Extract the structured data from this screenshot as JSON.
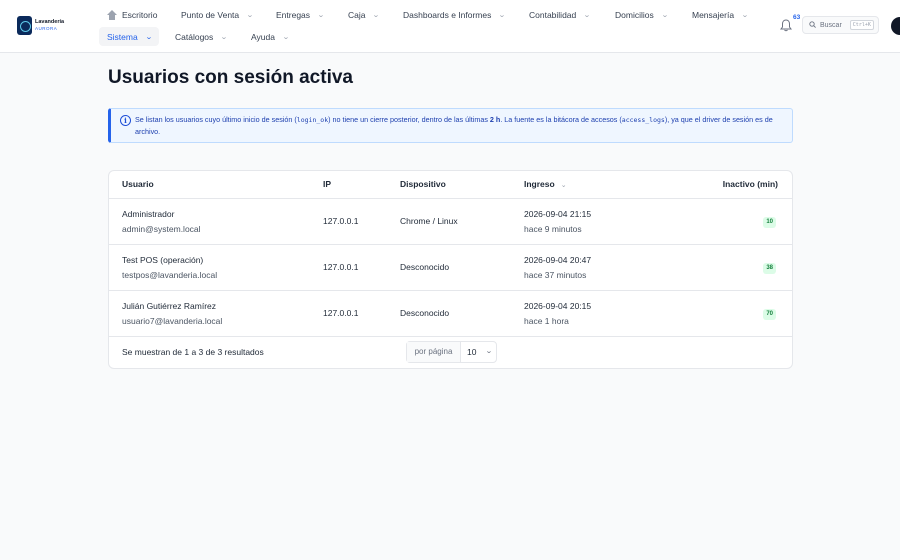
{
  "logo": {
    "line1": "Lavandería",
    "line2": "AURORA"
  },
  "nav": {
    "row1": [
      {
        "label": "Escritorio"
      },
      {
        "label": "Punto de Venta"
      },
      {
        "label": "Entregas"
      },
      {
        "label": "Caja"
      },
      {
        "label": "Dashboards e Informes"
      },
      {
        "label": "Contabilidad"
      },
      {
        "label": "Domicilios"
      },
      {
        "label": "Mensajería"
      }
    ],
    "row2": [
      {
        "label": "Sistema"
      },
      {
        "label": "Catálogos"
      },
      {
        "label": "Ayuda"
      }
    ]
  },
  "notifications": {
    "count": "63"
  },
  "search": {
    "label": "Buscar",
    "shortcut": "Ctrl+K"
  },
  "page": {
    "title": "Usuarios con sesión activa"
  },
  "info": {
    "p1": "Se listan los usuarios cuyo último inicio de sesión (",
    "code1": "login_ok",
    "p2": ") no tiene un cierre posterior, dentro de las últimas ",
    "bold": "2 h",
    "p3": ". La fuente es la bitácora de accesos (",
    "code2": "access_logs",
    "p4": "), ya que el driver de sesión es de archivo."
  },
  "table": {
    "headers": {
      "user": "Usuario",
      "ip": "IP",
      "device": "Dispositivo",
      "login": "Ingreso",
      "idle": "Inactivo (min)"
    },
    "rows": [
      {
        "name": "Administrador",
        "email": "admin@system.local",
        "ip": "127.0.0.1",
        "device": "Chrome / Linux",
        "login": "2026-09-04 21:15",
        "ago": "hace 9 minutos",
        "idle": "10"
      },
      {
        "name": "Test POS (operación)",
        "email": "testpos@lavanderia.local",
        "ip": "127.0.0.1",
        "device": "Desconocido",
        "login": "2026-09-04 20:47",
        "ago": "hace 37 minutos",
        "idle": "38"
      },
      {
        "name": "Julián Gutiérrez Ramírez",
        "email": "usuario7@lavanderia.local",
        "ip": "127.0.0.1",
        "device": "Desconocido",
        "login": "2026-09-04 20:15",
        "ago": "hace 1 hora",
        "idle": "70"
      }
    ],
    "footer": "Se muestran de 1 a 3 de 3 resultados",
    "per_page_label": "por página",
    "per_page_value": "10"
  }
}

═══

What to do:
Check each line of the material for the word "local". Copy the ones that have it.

Response below:
        "email": "admin@system.local",
        "email": "testpos@lavanderia.local",
        "email": "usuario7@lavanderia.local",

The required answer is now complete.